Allegheny Pittsburgh Coal Co, v. County Comm’n of Webster County, West Virginia (1989) - Allegheny pays 20x more in taxes than a coal mine next door because it was bought later and assessed at fair market value
Court held the tax system (like CA Proposition 13), as applied by Webster County, was unconstitutional because it violated equal protection clause
Seems like this can’t be good law if Proposition 13 is constitutional but Court says facts are different than in Amador
Unclear what this case stands for but maybe nothing more than the proposition that states cannot impose higher taxes on out of state coal companies than in state ones but the case seems to say that it is about more than that and that there is some real requirement that equally valuable pieces of property be assessed and taxed at equal rates
Nordlinger v. Hahn (1992) - Woman in CA claims that the fact that her house is taxed at a much higher rate than her neighbor’s identical house, just because she bought it later, is unconstitutional in terms of the equal protection clause but court rules against her
Seems at odds with Webster County - county tax assessors method through Proposition 13 is valid even though it seems to be unequal.
A conservative principle at stake that calls for a weak federal government and judiciary = states should be free to do what they want to do

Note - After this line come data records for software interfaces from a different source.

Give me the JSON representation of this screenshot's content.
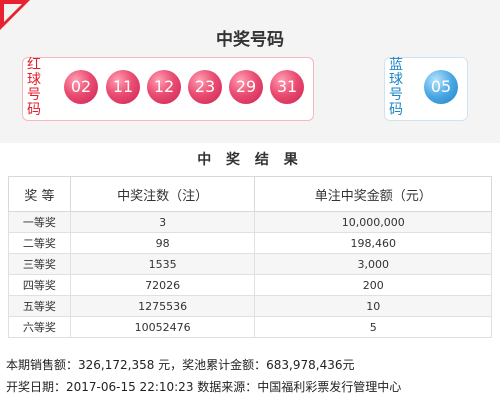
{
  "header": {
    "title": "中奖号码"
  },
  "balls": {
    "red_label": "红球号码",
    "red": [
      "02",
      "11",
      "12",
      "23",
      "29",
      "31"
    ],
    "blue_label": "蓝球号码",
    "blue": [
      "05"
    ]
  },
  "results": {
    "title": "中 奖 结 果",
    "columns": [
      "奖 等",
      "中奖注数（注）",
      "单注中奖金额（元）"
    ],
    "rows": [
      {
        "level": "一等奖",
        "count": "3",
        "amount": "10,000,000"
      },
      {
        "level": "二等奖",
        "count": "98",
        "amount": "198,460"
      },
      {
        "level": "三等奖",
        "count": "1535",
        "amount": "3,000"
      },
      {
        "level": "四等奖",
        "count": "72026",
        "amount": "200"
      },
      {
        "level": "五等奖",
        "count": "1275536",
        "amount": "10"
      },
      {
        "level": "六等奖",
        "count": "10052476",
        "amount": "5"
      }
    ]
  },
  "footer": {
    "sales": "本期销售额：326,172,358 元，奖池累计金额：683,978,436元",
    "draw_info": "开奖日期：2017-06-15 22:10:23 数据来源：中国福利彩票发行管理中心"
  },
  "colors": {
    "accent": "#e8232f",
    "red_ball": "#e23a63",
    "blue_ball": "#2f94d6"
  }
}
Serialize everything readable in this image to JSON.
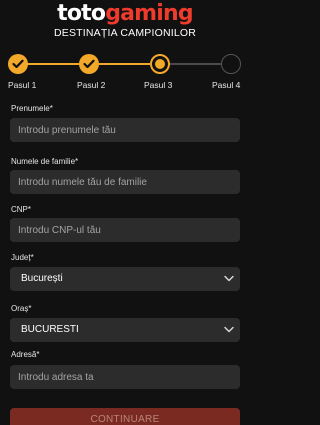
{
  "header": {
    "logo_part1": "toto",
    "logo_part2": "gaming",
    "tagline": "DESTINAȚIA CAMPIONILOR"
  },
  "stepper": {
    "steps": [
      {
        "label": "Pasul 1",
        "state": "done"
      },
      {
        "label": "Pasul 2",
        "state": "done"
      },
      {
        "label": "Pasul 3",
        "state": "current"
      },
      {
        "label": "Pasul 4",
        "state": "todo"
      }
    ]
  },
  "form": {
    "prenume": {
      "label": "Prenumele*",
      "placeholder": "Introdu prenumele tău",
      "value": ""
    },
    "nume": {
      "label": "Numele de familie*",
      "placeholder": "Introdu numele tău de familie",
      "value": ""
    },
    "cnp": {
      "label": "CNP*",
      "placeholder": "Introdu CNP-ul tău",
      "value": ""
    },
    "judet": {
      "label": "Județ*",
      "value": "București"
    },
    "oras": {
      "label": "Oraș*",
      "value": "BUCURESTI"
    },
    "adresa": {
      "label": "Adresă*",
      "placeholder": "Introdu adresa ta",
      "value": ""
    }
  },
  "submit_label": "CONTINUARE",
  "colors": {
    "accent": "#f2a92a",
    "brand_red": "#ee3b2c",
    "background": "#111111",
    "input_bg": "#2c2c2c",
    "button_bg": "#7a2a20"
  },
  "icons": [
    "check-icon",
    "chevron-down-icon"
  ]
}
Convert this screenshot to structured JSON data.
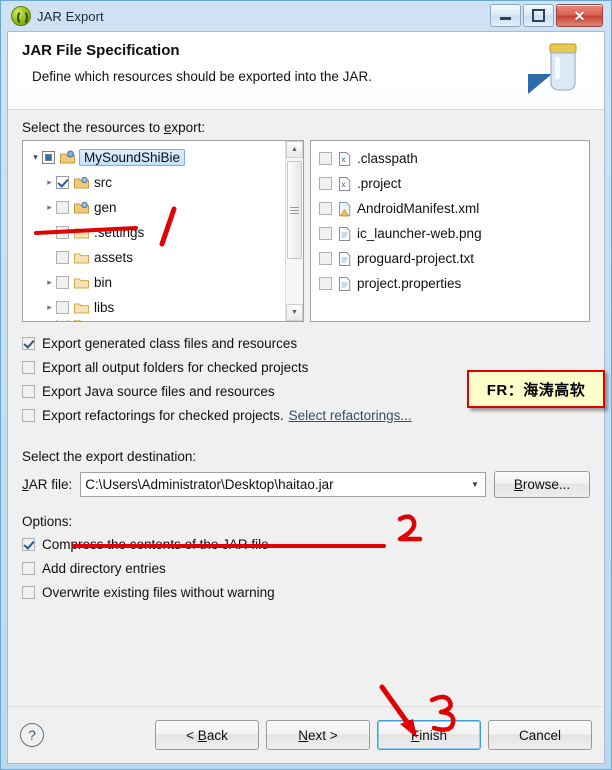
{
  "window": {
    "title": "JAR Export",
    "icon": "jar-export-icon",
    "controls": {
      "minimize": "Minimize",
      "maximize": "Maximize",
      "close": "Close"
    }
  },
  "banner": {
    "heading": "JAR File Specification",
    "description": "Define which resources should be exported into the JAR.",
    "icon": "jar-jar-icon"
  },
  "resources": {
    "label": "Select the resources to export:",
    "tree": [
      {
        "name": "MySoundShiBie",
        "icon": "java-project-icon",
        "check": "filled",
        "expander": "open",
        "indent": 0,
        "selected": true
      },
      {
        "name": "src",
        "icon": "source-folder-icon",
        "check": "checked",
        "expander": "closed",
        "indent": 1,
        "selected": false
      },
      {
        "name": "gen",
        "icon": "source-folder-icon",
        "check": "unchecked",
        "expander": "closed",
        "indent": 1,
        "selected": false
      },
      {
        "name": ".settings",
        "icon": "folder-icon",
        "check": "unchecked",
        "expander": "closed",
        "indent": 1,
        "selected": false
      },
      {
        "name": "assets",
        "icon": "folder-icon",
        "check": "unchecked",
        "expander": "none",
        "indent": 1,
        "selected": false
      },
      {
        "name": "bin",
        "icon": "folder-icon",
        "check": "unchecked",
        "expander": "closed",
        "indent": 1,
        "selected": false
      },
      {
        "name": "libs",
        "icon": "folder-icon",
        "check": "unchecked",
        "expander": "closed",
        "indent": 1,
        "selected": false
      }
    ],
    "files": [
      {
        "name": ".classpath",
        "icon": "xml-file-icon",
        "checked": false
      },
      {
        "name": ".project",
        "icon": "xml-file-icon",
        "checked": false
      },
      {
        "name": "AndroidManifest.xml",
        "icon": "android-manifest-icon",
        "checked": false
      },
      {
        "name": "ic_launcher-web.png",
        "icon": "file-icon",
        "checked": false
      },
      {
        "name": "proguard-project.txt",
        "icon": "file-icon",
        "checked": false
      },
      {
        "name": "project.properties",
        "icon": "file-icon",
        "checked": false
      }
    ]
  },
  "export_options": [
    {
      "label": "Export generated class files and resources",
      "checked": true,
      "mnemonic": "c"
    },
    {
      "label": "Export all output folders for checked projects",
      "checked": false,
      "mnemonic": "u"
    },
    {
      "label": "Export Java source files and resources",
      "checked": false,
      "mnemonic": "s"
    },
    {
      "label": "Export refactorings for checked projects.",
      "checked": false,
      "mnemonic": "x",
      "link": "Select refactorings..."
    }
  ],
  "destination": {
    "label": "Select the export destination:",
    "jar_file_label": "JAR file:",
    "jar_file_value": "C:\\Users\\Administrator\\Desktop\\haitao.jar",
    "jar_file_placeholder": "",
    "browse_label": "Browse..."
  },
  "options": {
    "title": "Options:",
    "items": [
      {
        "label": "Compress the contents of the JAR file",
        "checked": true,
        "mnemonic": "m"
      },
      {
        "label": "Add directory entries",
        "checked": false,
        "mnemonic": "d"
      },
      {
        "label": "Overwrite existing files without warning",
        "checked": false,
        "mnemonic": "O"
      }
    ]
  },
  "footer": {
    "help": "?",
    "back": "< Back",
    "next": "Next >",
    "finish": "Finish",
    "cancel": "Cancel"
  },
  "annotations": {
    "note_text": "FR：海涛高软",
    "marker_1": "1",
    "marker_2": "2",
    "marker_3": "3",
    "color": "#e00000",
    "note_bg": "#ffffcc"
  }
}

Equal protection does not require not require territorial uniformity (i.e. cannot compare downstate with upstate properties) (Colt Industries)
Courts show a deference to legislature because it is procedurally difficult to push the legislature around.
Hellerstein v. Assessor of Town of Islip (1975) – in New York, property systematically is being assessed at much less than it market value
Tax scheme didn’t have a rational basis because law said assess land at full value and city had custom of assessing at a fraction.
Court also unsure whether it can throw legislators in jail for contempt so gave time and ordered legislature to fix.
Colt Industries, Inc. v. Finance Administrator of City of NY (1982) - legislature passes new statute in 1981 that says every property in NY state has to be assessed at X percent of market value, except in NY City or Nassau County (but doesn’t say what the rate in those two places is)
this basically goes against the Hellerstein opinion but Court holds statute constitutional
allows New York City and Long Island any tax scheme decided by gov't but rest of state has set policy. Ct. says both equal, just different procedure.
D. Other Cases Adlerstein v. City of New York (1959)
Plaintiff electricians claimed a $250 licensing fee was unconstitutional under equal protection
This fee covers inspection of work done by electricians unfair to require individual electrician who does little work to pay same as large contractor w/ big business